*** Opening of Records provided ***
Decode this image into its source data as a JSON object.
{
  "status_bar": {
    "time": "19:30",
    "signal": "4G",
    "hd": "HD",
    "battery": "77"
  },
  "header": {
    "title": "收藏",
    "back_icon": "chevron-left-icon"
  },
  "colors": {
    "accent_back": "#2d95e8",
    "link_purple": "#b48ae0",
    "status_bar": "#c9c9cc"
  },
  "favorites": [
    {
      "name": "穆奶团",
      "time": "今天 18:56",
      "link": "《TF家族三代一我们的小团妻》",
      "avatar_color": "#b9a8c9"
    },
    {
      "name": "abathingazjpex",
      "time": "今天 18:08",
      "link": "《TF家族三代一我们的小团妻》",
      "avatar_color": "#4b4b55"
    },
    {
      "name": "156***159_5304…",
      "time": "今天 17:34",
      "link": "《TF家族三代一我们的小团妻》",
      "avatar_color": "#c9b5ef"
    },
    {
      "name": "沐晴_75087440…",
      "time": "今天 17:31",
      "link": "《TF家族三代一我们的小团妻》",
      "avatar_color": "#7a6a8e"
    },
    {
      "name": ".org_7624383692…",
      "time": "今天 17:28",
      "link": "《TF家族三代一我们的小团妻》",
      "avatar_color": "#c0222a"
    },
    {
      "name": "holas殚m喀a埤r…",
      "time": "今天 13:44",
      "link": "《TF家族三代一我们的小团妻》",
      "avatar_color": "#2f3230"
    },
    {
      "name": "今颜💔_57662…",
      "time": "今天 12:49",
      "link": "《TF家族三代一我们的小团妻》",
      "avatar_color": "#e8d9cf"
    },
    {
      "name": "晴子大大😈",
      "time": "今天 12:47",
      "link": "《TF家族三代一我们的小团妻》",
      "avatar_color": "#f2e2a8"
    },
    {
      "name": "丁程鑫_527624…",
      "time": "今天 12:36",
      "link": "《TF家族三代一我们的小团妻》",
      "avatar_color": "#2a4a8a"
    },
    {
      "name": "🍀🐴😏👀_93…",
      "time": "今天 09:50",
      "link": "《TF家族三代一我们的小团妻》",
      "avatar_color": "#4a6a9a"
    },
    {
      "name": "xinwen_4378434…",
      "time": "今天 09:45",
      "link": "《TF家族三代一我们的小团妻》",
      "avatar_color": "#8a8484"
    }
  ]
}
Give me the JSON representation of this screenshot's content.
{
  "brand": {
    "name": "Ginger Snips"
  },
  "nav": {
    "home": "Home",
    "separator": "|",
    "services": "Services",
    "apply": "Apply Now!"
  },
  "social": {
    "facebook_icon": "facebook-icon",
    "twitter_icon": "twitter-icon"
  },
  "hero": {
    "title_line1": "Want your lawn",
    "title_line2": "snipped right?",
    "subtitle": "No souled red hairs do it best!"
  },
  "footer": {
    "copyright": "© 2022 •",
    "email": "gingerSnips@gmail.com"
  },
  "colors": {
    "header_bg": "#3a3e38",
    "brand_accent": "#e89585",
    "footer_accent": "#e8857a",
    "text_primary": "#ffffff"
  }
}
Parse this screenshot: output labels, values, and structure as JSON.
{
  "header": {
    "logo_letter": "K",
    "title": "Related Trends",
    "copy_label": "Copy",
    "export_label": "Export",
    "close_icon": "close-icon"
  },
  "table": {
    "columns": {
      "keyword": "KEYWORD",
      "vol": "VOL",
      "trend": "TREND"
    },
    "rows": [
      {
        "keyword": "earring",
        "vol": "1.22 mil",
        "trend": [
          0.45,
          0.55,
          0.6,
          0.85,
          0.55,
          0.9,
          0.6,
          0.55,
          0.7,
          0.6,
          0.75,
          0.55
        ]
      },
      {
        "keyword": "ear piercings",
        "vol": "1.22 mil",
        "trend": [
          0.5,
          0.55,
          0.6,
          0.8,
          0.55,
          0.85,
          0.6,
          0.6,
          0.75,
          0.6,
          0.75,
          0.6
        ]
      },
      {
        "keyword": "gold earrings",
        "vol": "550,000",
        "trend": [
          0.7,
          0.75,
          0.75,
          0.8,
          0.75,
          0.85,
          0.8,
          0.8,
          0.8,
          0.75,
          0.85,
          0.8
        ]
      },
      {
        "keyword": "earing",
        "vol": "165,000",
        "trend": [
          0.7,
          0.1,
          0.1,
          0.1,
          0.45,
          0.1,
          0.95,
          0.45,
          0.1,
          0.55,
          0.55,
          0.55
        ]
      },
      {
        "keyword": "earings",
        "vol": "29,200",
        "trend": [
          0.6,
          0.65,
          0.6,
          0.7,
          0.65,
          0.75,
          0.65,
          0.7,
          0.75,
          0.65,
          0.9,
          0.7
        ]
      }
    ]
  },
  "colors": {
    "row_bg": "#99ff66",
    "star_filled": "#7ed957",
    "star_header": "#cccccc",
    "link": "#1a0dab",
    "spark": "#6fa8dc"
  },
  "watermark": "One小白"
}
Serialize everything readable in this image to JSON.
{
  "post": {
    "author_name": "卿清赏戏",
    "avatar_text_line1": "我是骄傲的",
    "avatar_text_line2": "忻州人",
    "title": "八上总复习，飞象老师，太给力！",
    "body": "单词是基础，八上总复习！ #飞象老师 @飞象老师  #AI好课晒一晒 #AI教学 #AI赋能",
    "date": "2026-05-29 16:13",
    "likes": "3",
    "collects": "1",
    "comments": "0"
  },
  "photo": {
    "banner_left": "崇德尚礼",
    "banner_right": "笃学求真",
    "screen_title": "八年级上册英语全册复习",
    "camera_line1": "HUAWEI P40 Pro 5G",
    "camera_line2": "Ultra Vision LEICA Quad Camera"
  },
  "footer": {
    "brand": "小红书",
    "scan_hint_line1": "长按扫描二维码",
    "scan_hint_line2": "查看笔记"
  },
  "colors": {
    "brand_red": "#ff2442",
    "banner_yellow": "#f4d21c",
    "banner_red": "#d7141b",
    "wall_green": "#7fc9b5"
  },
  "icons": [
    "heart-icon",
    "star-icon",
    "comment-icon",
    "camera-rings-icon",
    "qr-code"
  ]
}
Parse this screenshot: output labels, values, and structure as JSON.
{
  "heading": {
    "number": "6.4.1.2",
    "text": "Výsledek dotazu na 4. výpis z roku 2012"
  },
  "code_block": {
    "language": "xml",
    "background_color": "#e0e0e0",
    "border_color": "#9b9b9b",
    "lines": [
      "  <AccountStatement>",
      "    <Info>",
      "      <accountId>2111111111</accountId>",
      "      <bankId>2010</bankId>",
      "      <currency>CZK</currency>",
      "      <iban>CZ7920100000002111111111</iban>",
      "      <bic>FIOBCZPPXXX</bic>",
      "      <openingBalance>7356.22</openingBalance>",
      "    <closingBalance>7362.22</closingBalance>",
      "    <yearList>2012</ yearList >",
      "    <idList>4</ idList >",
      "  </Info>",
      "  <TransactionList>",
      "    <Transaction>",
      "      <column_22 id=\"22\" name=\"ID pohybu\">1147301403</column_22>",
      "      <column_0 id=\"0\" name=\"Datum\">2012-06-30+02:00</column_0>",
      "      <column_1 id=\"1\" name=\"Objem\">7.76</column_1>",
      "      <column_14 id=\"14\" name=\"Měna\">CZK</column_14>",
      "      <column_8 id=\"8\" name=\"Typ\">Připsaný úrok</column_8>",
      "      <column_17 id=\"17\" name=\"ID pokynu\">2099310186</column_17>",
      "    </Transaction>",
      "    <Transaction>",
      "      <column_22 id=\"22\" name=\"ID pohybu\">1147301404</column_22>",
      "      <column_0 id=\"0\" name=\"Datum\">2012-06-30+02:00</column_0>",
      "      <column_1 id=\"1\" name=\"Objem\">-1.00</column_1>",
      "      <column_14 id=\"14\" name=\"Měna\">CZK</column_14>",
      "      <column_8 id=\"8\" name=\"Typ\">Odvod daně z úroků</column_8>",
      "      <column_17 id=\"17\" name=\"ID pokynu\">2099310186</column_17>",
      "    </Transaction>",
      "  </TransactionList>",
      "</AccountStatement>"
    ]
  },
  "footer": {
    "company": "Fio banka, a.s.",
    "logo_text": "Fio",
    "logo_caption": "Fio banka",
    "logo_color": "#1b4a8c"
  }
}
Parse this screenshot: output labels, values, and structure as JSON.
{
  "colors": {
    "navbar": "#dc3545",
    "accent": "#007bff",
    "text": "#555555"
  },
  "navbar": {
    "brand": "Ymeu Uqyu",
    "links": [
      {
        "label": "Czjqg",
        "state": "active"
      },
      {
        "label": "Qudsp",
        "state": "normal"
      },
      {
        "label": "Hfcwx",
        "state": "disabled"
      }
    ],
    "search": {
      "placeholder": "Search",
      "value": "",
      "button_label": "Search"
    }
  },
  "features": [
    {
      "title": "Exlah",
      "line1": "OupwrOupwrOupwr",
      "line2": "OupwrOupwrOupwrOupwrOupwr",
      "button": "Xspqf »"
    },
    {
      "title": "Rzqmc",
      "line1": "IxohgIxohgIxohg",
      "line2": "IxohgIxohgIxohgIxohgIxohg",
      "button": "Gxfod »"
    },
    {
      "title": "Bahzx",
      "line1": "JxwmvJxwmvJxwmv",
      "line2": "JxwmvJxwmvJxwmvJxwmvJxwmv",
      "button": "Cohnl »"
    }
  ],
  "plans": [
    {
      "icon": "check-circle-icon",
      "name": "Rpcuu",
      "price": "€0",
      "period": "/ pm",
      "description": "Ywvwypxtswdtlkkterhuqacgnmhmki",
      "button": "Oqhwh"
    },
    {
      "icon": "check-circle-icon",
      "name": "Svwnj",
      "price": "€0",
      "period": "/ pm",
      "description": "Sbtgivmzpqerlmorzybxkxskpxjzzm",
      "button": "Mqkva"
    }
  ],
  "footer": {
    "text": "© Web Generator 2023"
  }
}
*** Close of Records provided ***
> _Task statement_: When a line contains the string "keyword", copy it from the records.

> _Exercise output_:
      "keyword": "KEYWORD",
        "keyword": "earring",
        "keyword": "ear piercings",
        "keyword": "gold earrings",
        "keyword": "earing",
        "keyword": "earings",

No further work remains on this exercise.